The October birthstone is Opal.
That’s a simple enough statement, isn’t it? This is a post about the properties of this month’s birthstone, but let’s be real, most of us have had enough surface-level metaphysical speak to last two lifetimes. So let’s dig down deep. What exactly is a birthstone? And while we’re at it, what exactly is an opal? It’s time to pull out the sifter and get down to the fine sediment of the matter.
There is power in gemstones. It’s hard to articulate just what it is – which is why the market is so saturated with jargon that sits somewhere between flimsy sentimentality and pseudopsychiatry – but hold the right rock in your hand, and the feeling of it is undeniable. Some people say the stones pulse, some say they tingle, others say they emit heat. Whatever the feeling is, it’s something very primal; perhaps it’s as simple as our bodies recognizing that we’re all connected, that all living things are made of the same stuff, and that we can heal one another in unexpected ways.
According to The American Gem Society, birthstones are believed to have originated with the breastplate of Aaron, sacred armor described in the book of Exodus which was worn by the high priest of the Israelites. It had 12 stones, each representing a tribe of Israel. In the centuries following, scholars noted the connection between the 12 tribes and the 12 months.
The idea of a person wearing their birth month’s birthstone can be traced back to jewelers in 18th century Poland. Fast track to 1912 with the intermingling of the Zodiac, the Chinese concept of “Qi,” and Vedic astrological tradition … and modern birthstones are born.
This brings us to the opal. The opal was one of the stones listed in 1912. Later, tourmaline was added as a secondary October birthstone. But we’ll stay with the original for now.

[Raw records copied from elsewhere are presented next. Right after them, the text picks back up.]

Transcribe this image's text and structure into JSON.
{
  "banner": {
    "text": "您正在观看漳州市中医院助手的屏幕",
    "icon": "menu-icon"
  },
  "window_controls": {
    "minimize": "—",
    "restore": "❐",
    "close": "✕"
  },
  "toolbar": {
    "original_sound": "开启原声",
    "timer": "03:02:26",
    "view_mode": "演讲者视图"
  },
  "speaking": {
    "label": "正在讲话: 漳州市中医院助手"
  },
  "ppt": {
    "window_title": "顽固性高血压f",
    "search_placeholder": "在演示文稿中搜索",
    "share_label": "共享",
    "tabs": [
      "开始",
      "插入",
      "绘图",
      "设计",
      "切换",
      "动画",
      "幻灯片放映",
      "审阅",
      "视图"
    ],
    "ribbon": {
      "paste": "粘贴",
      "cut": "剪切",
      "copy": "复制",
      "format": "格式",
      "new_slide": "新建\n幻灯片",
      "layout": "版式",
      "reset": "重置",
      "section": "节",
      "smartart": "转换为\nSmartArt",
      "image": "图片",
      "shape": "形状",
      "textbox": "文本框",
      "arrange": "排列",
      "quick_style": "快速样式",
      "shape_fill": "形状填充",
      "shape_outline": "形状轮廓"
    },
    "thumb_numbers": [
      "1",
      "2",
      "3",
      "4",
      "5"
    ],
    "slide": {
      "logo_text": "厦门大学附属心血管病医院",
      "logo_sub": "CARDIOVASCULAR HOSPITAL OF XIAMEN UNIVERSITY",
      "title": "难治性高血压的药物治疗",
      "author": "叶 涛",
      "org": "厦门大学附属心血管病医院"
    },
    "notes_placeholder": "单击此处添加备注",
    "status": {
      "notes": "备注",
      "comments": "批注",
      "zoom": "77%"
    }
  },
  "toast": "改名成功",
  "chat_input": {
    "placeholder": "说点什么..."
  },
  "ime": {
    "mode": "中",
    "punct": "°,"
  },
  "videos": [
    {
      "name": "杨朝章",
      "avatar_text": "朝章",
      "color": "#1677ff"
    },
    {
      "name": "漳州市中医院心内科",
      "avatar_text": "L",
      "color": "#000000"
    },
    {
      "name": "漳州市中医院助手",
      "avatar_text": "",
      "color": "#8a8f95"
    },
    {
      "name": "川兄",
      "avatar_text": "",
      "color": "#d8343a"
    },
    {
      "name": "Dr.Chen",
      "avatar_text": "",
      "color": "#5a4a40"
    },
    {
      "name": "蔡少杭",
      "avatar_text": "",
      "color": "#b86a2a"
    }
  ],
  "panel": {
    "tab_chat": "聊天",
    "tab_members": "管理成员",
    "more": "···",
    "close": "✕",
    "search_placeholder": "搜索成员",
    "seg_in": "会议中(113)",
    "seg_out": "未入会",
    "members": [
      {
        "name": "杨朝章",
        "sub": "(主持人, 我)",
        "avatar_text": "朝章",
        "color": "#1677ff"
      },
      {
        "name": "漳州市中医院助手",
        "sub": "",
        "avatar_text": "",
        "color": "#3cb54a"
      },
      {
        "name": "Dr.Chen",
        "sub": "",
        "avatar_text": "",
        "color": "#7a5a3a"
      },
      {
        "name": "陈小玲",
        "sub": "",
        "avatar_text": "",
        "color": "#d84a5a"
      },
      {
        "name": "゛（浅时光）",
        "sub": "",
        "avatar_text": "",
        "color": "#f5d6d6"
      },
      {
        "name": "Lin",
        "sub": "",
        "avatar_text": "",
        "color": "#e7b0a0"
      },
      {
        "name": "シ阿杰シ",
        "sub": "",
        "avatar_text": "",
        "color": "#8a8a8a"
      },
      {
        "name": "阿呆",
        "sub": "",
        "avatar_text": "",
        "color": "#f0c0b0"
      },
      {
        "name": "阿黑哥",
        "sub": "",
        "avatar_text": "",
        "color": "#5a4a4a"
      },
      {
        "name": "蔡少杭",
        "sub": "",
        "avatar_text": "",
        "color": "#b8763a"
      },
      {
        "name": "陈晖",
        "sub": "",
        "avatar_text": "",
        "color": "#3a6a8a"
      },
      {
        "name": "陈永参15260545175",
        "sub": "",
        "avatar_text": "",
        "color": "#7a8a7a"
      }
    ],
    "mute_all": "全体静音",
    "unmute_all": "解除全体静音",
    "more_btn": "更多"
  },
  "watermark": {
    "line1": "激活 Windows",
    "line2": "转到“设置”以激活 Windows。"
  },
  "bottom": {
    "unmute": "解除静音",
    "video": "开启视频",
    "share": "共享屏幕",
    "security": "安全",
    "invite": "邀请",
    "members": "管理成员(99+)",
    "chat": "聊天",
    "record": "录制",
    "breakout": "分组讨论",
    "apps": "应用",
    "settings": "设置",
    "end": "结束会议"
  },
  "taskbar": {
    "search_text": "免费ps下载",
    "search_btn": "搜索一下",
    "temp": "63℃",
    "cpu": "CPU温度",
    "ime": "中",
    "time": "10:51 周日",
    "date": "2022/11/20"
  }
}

Opals are known for their unique flashes of color, called fire. All gem-quality opals are the product of seasonal rains that drench the dry ground in arid regions. That’s why they are so rare. It also explains why the most substantial opal mines are found in Australia, Ethiopia, and Nevada. The colors in every stone reflect the circumstances of its formation – the temperature, pressure, and surrounding mineral composites – each opal wears its history on its sleeve for the world to see and admire. If opals had sleeves, that is.
Q: Where did Alexander the Great keep his armies?
A: In his sleevies.
The metaphysical properties of opal are quite intuitive. How do you feel when you wear an opal? You guessed it: it’s known as a stone of joy.
It’s said to bring the full spectrum of light into one’s life, soothing and clearing the emotional body, and boosting a person’s experience of joy in their earthly incarnation. It inspires creativity, optimism, and enthusiasm. The fiery nature of an opal is said to provoke flashes of inspiration and insight. At the same time, it is a highly protective stone for meditation and deep inner work.
Perhaps you’ve heard the rumor that it’s bad luck to buy yourself an opal? It’s a common superstition with a fascinating origin. And luckily for opal lovers the world-over it’s just a myth.
Opals have been blamed for all sorts of calamities in history.
The young bride of 19th century Spanish King Alfonzo XII received an opal ring as a wedding gift from one of Alfonzo’s spurned lovers, and the young Queen died within two months. The ring was then passed on to other women in the family who also mysteriously died one after the other. Eventually Alfonzo himself took the ring, and sure enough, he died too.
Of course the opal ring was entirely to blame … not the cholera epidemic sweeping the nation.
With the more, shall we say, scientific outlook gaining popularity in recent centuries, the lore of the bad luck opal has faded into history. One of the reasons precious gems are so popular is because of all the history within them – both geologically and mythologically. When it comes to lore, opal is by far one of the most fascinating stones around.
Opals are said to be a stone of transformation, picking up thoughts, feelings, and buried emotions as it reflects and refracts the light around it. It enhances and illuminates the positive aspects of life, fostering one’s ability to reach their highest self. It’s fun to think that perhaps the ancient civilizations who saw opals as cursed were experiencing a sort of collective purging.
Perhaps they were absorbing all the negativity from the world around them and instead of internalizing it, they simply blamed it on the stone.
There are worse things.
You never can tell how a stone will work on you.
From an ancient breastplate to a cursed Spanish ring, opals are saturated with historical significance. October babies are lucky to have such a fascinating, joyous, and transformative stone at their disposal.
Notes on Opal
- Solid Australian opals must be watered to keep from cracking
- Ethiopian opals do not like water – they will lose their fire when immersed in water
- The most expensive opal, the “Virgin Rainbow,” is worth over $1M
- Opal is one of the softest stones around – aka the easiest to shatter